Iowa Attorney General Tom Miller today urged leaders of two U.S. Senate committees to enact legislation that addresses "patent trolls," entities that try to profit from innovations they had no hand in creating.

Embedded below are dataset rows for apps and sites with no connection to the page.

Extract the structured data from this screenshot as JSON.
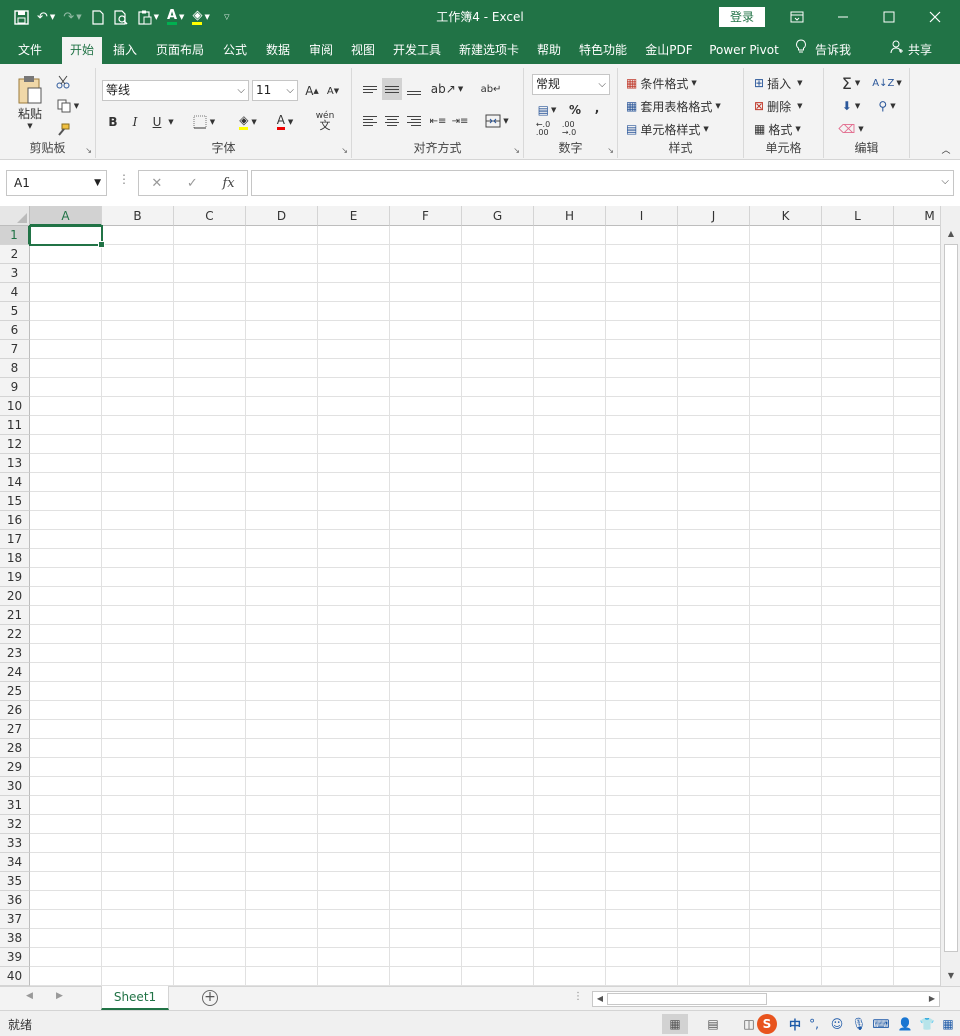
{
  "app": {
    "title": "工作簿4  -  Excel",
    "login_label": "登录"
  },
  "tabs": [
    {
      "label": "文件"
    },
    {
      "label": "开始",
      "active": true
    },
    {
      "label": "插入"
    },
    {
      "label": "页面布局"
    },
    {
      "label": "公式"
    },
    {
      "label": "数据"
    },
    {
      "label": "审阅"
    },
    {
      "label": "视图"
    },
    {
      "label": "开发工具"
    },
    {
      "label": "新建选项卡"
    },
    {
      "label": "帮助"
    },
    {
      "label": "特色功能"
    },
    {
      "label": "金山PDF"
    },
    {
      "label": "Power Pivot"
    }
  ],
  "tell_me": "告诉我",
  "share": "共享",
  "ribbon": {
    "clipboard": {
      "label": "剪贴板",
      "paste": "粘贴"
    },
    "font": {
      "label": "字体",
      "font_name": "等线",
      "font_size": "11",
      "bold": "B",
      "italic": "I",
      "underline": "U",
      "font_color_letter": "A",
      "phonetic": "wén"
    },
    "alignment": {
      "label": "对齐方式"
    },
    "number": {
      "label": "数字",
      "format": "常规",
      "percent": "%",
      "comma": ","
    },
    "styles": {
      "label": "样式",
      "conditional": "条件格式",
      "table": "套用表格格式",
      "cell_styles": "单元格样式"
    },
    "cells": {
      "label": "单元格",
      "insert": "插入",
      "delete": "删除",
      "format": "格式"
    },
    "editing": {
      "label": "编辑",
      "sum": "Σ"
    }
  },
  "formula_bar": {
    "name_box": "A1",
    "fx": "fx",
    "value": ""
  },
  "grid": {
    "columns": [
      "A",
      "B",
      "C",
      "D",
      "E",
      "F",
      "G",
      "H",
      "I",
      "J",
      "K",
      "L",
      "M"
    ],
    "rows": [
      "1",
      "2",
      "3",
      "4",
      "5",
      "6",
      "7",
      "8",
      "9",
      "10",
      "11",
      "12",
      "13",
      "14",
      "15",
      "16",
      "17",
      "18",
      "19",
      "20",
      "21",
      "22",
      "23",
      "24",
      "25",
      "26",
      "27",
      "28",
      "29",
      "30",
      "31",
      "32",
      "33",
      "34",
      "35",
      "36",
      "37",
      "38",
      "39",
      "40"
    ],
    "active_cell": "A1"
  },
  "sheets": [
    {
      "name": "Sheet1",
      "active": true
    }
  ],
  "status": {
    "ready": "就绪"
  },
  "ime": {
    "lang": "中"
  },
  "colors": {
    "brand": "#217346",
    "ribbon_bg": "#f3f3f3",
    "gridline": "#e1e1e1"
  }
}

Miller and a bipartisan group of 41 state attorneys general submitted a letter to the ranking members of the Senate Judiciary, Commerce, Science and Transportation committees, voicing support for federal legislation to address patent trolls.

 

The Senate bill, S.1720 (Patent Transparency and Improvements Act of 2013), and the related H.R. 3309 (Innovation Act), which recently passed the House, would require greater clarity in patent demand letters and include patent litigation reforms that will help limit the power of patent trolls.

 

"Patent trolls use threats or file abusive litigation to extract money from Iowa businesses, nonprofits and sometimes even from consumers who did absolutely nothing wrong," Miller said in a release. Miller noted that Iowa businesses have complained to the Consumer Protection Division about alleged patent trolls.

 

Patent trolls, also called patent assertion entities, acquire patents solely for the purpose of using them to extract license fees and settlements from those they target as alleged infringers. They target businesses, nonprofit agencies and consumers who purchased or used products with a wide range of patented technology such as printers, scanners, wireless routers and other products commonly used in businesses and homes.

 

The patent troll business model works because defending patent infringement lawsuits is expensive, particularly for small businesses. Successfully defending a lawsuit may cost $1 million or more. Although patent laws make some provision for awarding attorneys' fees, a party that defeats a patent troll in court has little hope of getting its money back.